[Saved entries]
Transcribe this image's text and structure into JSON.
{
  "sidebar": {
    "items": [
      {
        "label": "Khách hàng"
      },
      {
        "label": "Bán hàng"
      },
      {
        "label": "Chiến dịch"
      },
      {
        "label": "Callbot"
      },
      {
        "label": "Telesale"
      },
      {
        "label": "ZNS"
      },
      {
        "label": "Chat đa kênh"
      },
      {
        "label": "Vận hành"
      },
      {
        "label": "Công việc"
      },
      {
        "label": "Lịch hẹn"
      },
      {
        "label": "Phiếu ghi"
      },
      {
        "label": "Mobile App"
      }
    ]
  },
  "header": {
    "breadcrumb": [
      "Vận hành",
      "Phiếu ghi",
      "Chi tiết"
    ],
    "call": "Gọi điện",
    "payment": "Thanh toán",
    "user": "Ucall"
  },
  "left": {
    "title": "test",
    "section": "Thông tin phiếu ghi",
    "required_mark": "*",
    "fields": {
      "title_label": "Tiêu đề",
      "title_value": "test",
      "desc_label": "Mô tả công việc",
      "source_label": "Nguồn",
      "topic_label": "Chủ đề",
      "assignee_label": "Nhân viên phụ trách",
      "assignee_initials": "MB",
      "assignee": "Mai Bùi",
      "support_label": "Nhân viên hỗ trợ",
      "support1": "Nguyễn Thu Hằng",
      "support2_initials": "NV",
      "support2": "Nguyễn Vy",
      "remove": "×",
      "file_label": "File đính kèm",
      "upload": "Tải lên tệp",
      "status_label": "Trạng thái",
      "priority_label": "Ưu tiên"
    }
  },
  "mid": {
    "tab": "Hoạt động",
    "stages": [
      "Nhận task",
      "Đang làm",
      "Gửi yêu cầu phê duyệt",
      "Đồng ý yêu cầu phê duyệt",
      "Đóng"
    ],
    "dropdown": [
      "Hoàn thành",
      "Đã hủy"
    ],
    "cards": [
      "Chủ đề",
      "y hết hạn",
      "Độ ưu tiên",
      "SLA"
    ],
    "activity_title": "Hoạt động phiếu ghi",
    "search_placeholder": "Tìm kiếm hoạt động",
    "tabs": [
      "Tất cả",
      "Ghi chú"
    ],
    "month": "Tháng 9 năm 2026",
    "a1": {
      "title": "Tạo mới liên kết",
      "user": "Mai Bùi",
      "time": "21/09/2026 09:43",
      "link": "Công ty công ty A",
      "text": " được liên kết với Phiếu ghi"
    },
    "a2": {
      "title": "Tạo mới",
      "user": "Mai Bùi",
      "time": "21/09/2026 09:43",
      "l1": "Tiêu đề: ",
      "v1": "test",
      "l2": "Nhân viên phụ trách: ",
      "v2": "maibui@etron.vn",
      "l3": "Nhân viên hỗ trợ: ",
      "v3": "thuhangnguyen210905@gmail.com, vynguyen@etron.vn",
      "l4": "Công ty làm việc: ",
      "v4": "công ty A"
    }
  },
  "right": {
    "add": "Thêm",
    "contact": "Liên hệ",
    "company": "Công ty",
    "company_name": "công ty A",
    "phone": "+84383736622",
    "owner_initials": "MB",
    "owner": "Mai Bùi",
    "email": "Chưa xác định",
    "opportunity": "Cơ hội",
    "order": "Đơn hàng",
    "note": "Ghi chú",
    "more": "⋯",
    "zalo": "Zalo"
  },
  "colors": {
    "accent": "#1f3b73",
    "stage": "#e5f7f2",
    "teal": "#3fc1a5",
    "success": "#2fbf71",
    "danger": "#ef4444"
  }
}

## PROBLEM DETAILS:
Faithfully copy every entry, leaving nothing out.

## RESULT BELOW:
Transcribe this image's text and structure into JSON.
{
  "sidebar": {
    "items": [
      {
        "label": "Khách hàng"
      },
      {
        "label": "Bán hàng"
      },
      {
        "label": "Chiến dịch"
      },
      {
        "label": "Callbot"
      },
      {
        "label": "Telesale"
      },
      {
        "label": "ZNS"
      },
      {
        "label": "Chat đa kênh"
      },
      {
        "label": "Vận hành"
      },
      {
        "label": "Công việc"
      },
      {
        "label": "Lịch hẹn"
      },
      {
        "label": "Phiếu ghi"
      },
      {
        "label": "Mobile App"
      }
    ]
  },
  "header": {
    "breadcrumb": [
      "Vận hành",
      "Phiếu ghi",
      "Chi tiết"
    ],
    "call": "Gọi điện",
    "payment": "Thanh toán",
    "user": "Ucall"
  },
  "left": {
    "title": "test",
    "section": "Thông tin phiếu ghi",
    "required_mark": "*",
    "fields": {
      "title_label": "Tiêu đề",
      "title_value": "test",
      "desc_label": "Mô tả công việc",
      "source_label": "Nguồn",
      "topic_label": "Chủ đề",
      "assignee_label": "Nhân viên phụ trách",
      "assignee_initials": "MB",
      "assignee": "Mai Bùi",
      "support_label": "Nhân viên hỗ trợ",
      "support1": "Nguyễn Thu Hằng",
      "support2_initials": "NV",
      "support2": "Nguyễn Vy",
      "remove": "×",
      "file_label": "File đính kèm",
      "upload": "Tải lên tệp",
      "status_label": "Trạng thái",
      "priority_label": "Ưu tiên"
    }
  },
  "mid": {
    "tab": "Hoạt động",
    "stages": [
      "Nhận task",
      "Đang làm",
      "Gửi yêu cầu phê duyệt",
      "Đồng ý yêu cầu phê duyệt",
      "Đóng"
    ],
    "dropdown": [
      "Hoàn thành",
      "Đã hủy"
    ],
    "cards": [
      "Chủ đề",
      "y hết hạn",
      "Độ ưu tiên",
      "SLA"
    ],
    "activity_title": "Hoạt động phiếu ghi",
    "search_placeholder": "Tìm kiếm hoạt động",
    "tabs": [
      "Tất cả",
      "Ghi chú"
    ],
    "month": "Tháng 9 năm 2026",
    "a1": {
      "title": "Tạo mới liên kết",
      "user": "Mai Bùi",
      "time": "21/09/2026 09:43",
      "link": "Công ty công ty A",
      "text": " được liên kết với Phiếu ghi"
    },
    "a2": {
      "title": "Tạo mới",
      "user": "Mai Bùi",
      "time": "21/09/2026 09:43",
      "l1": "Tiêu đề: ",
      "v1": "test",
      "l2": "Nhân viên phụ trách: ",
      "v2": "maibui@etron.vn",
      "l3": "Nhân viên hỗ trợ: ",
      "v3": "thuhangnguyen210905@gmail.com, vynguyen@etron.vn",
      "l4": "Công ty làm việc: ",
      "v4": "công ty A"
    }
  },
  "right": {
    "add": "Thêm",
    "contact": "Liên hệ",
    "company": "Công ty",
    "company_name": "công ty A",
    "phone": "+84383736622",
    "owner_initials": "MB",
    "owner": "Mai Bùi",
    "email": "Chưa xác định",
    "opportunity": "Cơ hội",
    "order": "Đơn hàng",
    "note": "Ghi chú",
    "more": "⋯",
    "zalo": "Zalo"
  },
  "colors": {
    "accent": "#1f3b73",
    "stage": "#e5f7f2",
    "teal": "#3fc1a5",
    "success": "#2fbf71",
    "danger": "#ef4444"
  }
}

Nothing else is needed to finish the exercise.